• **TASK STATEMENT**
Set down every record below exactly as it stands.

• **DATA EXCERPTS**
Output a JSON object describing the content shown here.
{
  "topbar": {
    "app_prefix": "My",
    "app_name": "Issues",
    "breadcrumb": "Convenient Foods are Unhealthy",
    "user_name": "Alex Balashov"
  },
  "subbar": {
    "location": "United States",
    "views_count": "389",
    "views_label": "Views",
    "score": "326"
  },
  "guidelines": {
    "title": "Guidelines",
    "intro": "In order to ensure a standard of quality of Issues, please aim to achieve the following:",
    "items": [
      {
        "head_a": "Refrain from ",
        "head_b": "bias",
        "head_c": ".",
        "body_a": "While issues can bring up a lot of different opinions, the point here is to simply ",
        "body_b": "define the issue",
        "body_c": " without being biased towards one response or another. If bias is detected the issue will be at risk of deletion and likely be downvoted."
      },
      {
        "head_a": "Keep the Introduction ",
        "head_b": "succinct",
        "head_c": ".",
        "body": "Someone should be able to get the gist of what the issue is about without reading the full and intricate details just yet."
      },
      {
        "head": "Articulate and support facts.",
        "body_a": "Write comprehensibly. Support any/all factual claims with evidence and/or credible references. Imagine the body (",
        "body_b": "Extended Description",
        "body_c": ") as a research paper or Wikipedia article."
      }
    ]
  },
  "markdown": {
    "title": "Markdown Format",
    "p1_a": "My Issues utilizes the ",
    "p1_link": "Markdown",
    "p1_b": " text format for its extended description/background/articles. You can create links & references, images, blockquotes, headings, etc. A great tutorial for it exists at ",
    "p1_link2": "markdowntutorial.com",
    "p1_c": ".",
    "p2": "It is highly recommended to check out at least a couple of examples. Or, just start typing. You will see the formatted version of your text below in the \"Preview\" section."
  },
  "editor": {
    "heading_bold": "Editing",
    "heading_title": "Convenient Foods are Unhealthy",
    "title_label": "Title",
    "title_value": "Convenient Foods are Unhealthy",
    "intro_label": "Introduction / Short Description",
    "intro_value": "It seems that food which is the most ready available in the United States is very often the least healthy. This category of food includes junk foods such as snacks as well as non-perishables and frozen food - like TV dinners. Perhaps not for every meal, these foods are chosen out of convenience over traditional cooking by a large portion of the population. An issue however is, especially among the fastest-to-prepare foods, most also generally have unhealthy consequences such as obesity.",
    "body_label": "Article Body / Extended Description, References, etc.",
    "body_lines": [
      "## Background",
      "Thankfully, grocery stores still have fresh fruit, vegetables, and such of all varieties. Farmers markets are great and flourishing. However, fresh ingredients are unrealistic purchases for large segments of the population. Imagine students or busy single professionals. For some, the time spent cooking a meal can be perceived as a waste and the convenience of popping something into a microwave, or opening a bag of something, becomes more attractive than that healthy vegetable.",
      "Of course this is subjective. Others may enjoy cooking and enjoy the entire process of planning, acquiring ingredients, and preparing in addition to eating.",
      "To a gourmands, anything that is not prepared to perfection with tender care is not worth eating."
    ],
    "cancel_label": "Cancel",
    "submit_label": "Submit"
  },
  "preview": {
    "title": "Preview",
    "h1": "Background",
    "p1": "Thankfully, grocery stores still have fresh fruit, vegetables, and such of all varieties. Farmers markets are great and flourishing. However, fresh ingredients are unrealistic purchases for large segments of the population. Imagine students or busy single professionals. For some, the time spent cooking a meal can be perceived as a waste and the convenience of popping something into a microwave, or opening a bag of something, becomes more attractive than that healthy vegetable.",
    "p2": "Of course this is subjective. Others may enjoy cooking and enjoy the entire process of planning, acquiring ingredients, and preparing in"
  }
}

• **TASK RESPONSE**
Output a JSON object describing the content shown here.
{
  "topbar": {
    "app_prefix": "My",
    "app_name": "Issues",
    "breadcrumb": "Convenient Foods are Unhealthy",
    "user_name": "Alex Balashov"
  },
  "subbar": {
    "location": "United States",
    "views_count": "389",
    "views_label": "Views",
    "score": "326"
  },
  "guidelines": {
    "title": "Guidelines",
    "intro": "In order to ensure a standard of quality of Issues, please aim to achieve the following:",
    "items": [
      {
        "head_a": "Refrain from ",
        "head_b": "bias",
        "head_c": ".",
        "body_a": "While issues can bring up a lot of different opinions, the point here is to simply ",
        "body_b": "define the issue",
        "body_c": " without being biased towards one response or another. If bias is detected the issue will be at risk of deletion and likely be downvoted."
      },
      {
        "head_a": "Keep the Introduction ",
        "head_b": "succinct",
        "head_c": ".",
        "body": "Someone should be able to get the gist of what the issue is about without reading the full and intricate details just yet."
      },
      {
        "head": "Articulate and support facts.",
        "body_a": "Write comprehensibly. Support any/all factual claims with evidence and/or credible references. Imagine the body (",
        "body_b": "Extended Description",
        "body_c": ") as a research paper or Wikipedia article."
      }
    ]
  },
  "markdown": {
    "title": "Markdown Format",
    "p1_a": "My Issues utilizes the ",
    "p1_link": "Markdown",
    "p1_b": " text format for its extended description/background/articles. You can create links & references, images, blockquotes, headings, etc. A great tutorial for it exists at ",
    "p1_link2": "markdowntutorial.com",
    "p1_c": ".",
    "p2": "It is highly recommended to check out at least a couple of examples. Or, just start typing. You will see the formatted version of your text below in the \"Preview\" section."
  },
  "editor": {
    "heading_bold": "Editing",
    "heading_title": "Convenient Foods are Unhealthy",
    "title_label": "Title",
    "title_value": "Convenient Foods are Unhealthy",
    "intro_label": "Introduction / Short Description",
    "intro_value": "It seems that food which is the most ready available in the United States is very often the least healthy. This category of food includes junk foods such as snacks as well as non-perishables and frozen food - like TV dinners. Perhaps not for every meal, these foods are chosen out of convenience over traditional cooking by a large portion of the population. An issue however is, especially among the fastest-to-prepare foods, most also generally have unhealthy consequences such as obesity.",
    "body_label": "Article Body / Extended Description, References, etc.",
    "body_lines": [
      "## Background",
      "Thankfully, grocery stores still have fresh fruit, vegetables, and such of all varieties. Farmers markets are great and flourishing. However, fresh ingredients are unrealistic purchases for large segments of the population. Imagine students or busy single professionals. For some, the time spent cooking a meal can be perceived as a waste and the convenience of popping something into a microwave, or opening a bag of something, becomes more attractive than that healthy vegetable.",
      "Of course this is subjective. Others may enjoy cooking and enjoy the entire process of planning, acquiring ingredients, and preparing in addition to eating.",
      "To a gourmands, anything that is not prepared to perfection with tender care is not worth eating."
    ],
    "cancel_label": "Cancel",
    "submit_label": "Submit"
  },
  "preview": {
    "title": "Preview",
    "h1": "Background",
    "p1": "Thankfully, grocery stores still have fresh fruit, vegetables, and such of all varieties. Farmers markets are great and flourishing. However, fresh ingredients are unrealistic purchases for large segments of the population. Imagine students or busy single professionals. For some, the time spent cooking a meal can be perceived as a waste and the convenience of popping something into a microwave, or opening a bag of something, becomes more attractive than that healthy vegetable.",
    "p2": "Of course this is subjective. Others may enjoy cooking and enjoy the entire process of planning, acquiring ingredients, and preparing in"
  }
}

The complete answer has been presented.